| YOUR OBJECTIVE |
Every line of the records below that has the word "this" should be copied.

DATA EXCERPTS Start Marker

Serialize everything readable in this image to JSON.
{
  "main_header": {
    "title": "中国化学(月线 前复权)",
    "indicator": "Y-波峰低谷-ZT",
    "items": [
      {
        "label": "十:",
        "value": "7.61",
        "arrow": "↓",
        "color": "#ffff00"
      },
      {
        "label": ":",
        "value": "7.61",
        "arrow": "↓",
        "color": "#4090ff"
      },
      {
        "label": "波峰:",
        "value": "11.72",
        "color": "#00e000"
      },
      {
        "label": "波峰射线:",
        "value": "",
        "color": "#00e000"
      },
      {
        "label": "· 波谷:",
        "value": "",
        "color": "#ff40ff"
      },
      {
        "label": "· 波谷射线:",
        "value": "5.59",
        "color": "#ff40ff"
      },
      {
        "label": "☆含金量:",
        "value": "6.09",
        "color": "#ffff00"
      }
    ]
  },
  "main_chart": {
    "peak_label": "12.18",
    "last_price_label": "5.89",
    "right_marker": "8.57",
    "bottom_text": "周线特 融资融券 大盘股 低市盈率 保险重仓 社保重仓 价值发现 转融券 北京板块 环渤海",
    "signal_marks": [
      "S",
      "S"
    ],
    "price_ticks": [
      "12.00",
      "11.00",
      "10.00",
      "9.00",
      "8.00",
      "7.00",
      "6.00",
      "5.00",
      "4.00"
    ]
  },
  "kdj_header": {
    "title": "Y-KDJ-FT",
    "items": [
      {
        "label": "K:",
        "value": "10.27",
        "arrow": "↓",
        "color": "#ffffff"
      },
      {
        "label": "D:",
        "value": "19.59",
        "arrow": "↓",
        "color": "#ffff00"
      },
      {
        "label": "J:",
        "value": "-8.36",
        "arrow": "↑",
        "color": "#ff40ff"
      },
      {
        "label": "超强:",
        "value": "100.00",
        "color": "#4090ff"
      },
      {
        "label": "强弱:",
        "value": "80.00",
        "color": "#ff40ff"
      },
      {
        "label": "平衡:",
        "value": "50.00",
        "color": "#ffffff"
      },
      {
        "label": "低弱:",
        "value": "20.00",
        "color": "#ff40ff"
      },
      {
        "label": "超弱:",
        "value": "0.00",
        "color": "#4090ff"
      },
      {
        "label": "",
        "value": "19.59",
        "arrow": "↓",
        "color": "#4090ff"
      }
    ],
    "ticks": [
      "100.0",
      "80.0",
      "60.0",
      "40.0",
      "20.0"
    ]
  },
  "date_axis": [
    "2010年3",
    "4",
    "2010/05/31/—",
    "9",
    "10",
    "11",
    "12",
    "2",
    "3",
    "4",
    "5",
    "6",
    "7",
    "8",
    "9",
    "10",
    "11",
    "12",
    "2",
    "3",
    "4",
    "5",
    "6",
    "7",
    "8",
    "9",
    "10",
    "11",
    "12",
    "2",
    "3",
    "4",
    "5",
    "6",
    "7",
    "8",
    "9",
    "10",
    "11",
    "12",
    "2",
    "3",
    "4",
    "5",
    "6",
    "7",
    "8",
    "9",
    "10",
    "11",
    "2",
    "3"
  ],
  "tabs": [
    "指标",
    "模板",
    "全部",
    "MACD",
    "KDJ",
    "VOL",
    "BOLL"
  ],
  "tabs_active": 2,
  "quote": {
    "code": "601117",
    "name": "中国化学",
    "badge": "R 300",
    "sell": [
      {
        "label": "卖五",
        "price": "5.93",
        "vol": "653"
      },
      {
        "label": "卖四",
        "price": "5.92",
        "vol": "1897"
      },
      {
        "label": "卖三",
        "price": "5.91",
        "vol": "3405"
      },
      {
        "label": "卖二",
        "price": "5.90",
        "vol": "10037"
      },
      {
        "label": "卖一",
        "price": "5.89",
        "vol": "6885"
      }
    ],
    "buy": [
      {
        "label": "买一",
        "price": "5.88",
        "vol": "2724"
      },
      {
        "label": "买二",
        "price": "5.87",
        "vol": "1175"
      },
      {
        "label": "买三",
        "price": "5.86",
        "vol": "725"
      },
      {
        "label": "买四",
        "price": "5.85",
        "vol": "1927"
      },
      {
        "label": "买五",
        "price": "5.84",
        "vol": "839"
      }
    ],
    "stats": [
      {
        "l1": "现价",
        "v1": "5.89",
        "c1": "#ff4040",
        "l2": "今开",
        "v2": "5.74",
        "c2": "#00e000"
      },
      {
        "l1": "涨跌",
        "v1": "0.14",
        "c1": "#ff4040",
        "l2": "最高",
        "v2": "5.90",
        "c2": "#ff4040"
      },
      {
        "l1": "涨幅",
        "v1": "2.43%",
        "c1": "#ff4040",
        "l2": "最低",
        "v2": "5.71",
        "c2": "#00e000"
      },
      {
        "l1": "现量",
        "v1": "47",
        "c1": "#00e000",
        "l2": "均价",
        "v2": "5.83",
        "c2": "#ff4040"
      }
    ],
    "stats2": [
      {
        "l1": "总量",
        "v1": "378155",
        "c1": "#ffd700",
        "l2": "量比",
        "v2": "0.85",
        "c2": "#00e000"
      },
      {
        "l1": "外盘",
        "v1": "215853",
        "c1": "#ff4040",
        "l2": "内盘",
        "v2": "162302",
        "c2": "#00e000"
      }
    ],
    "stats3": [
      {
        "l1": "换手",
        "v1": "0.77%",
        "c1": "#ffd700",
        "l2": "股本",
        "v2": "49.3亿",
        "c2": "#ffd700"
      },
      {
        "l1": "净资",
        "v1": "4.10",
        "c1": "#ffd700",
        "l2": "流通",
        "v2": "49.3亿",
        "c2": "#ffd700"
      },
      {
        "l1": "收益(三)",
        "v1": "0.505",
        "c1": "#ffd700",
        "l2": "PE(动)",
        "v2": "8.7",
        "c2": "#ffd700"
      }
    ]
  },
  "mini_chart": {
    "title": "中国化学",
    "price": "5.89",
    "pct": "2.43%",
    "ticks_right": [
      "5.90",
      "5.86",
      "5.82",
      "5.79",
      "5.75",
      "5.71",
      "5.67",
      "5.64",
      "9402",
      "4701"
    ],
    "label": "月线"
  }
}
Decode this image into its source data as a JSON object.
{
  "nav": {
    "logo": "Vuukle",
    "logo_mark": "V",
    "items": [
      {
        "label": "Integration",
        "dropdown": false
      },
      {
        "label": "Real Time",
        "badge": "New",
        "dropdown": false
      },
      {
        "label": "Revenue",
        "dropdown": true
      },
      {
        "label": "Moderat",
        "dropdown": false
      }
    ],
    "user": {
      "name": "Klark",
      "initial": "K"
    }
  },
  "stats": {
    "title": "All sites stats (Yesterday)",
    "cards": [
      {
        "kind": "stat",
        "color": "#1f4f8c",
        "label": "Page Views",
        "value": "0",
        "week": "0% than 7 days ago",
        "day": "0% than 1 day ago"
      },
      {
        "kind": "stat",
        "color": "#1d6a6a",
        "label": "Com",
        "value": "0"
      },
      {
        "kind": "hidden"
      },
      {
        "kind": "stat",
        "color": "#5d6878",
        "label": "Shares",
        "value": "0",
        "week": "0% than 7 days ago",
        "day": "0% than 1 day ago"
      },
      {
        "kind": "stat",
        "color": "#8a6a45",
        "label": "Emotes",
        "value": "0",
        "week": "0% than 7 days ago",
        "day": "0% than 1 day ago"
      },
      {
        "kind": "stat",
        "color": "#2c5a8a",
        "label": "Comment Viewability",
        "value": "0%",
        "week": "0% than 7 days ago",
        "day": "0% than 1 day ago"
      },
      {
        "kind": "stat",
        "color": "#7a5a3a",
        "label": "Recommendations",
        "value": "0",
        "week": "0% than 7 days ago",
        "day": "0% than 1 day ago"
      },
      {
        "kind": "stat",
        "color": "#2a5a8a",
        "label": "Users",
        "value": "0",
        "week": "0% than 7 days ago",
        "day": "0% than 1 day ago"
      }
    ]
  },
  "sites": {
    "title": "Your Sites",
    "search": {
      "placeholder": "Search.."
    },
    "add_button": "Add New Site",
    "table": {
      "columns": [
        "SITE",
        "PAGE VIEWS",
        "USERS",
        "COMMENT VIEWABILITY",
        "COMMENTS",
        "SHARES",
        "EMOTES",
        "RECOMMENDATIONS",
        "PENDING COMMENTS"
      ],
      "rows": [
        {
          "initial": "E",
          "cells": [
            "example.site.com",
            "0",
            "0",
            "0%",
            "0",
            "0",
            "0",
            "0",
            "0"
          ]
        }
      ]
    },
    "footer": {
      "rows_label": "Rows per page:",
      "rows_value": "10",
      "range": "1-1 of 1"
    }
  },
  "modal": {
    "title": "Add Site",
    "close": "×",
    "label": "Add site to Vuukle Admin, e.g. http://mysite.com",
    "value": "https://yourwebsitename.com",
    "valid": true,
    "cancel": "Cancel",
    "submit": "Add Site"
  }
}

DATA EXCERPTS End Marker

| FINISHED TASK |
Serialize everything readable in this image to JSON.
Decode this image into its source data as a JSON object.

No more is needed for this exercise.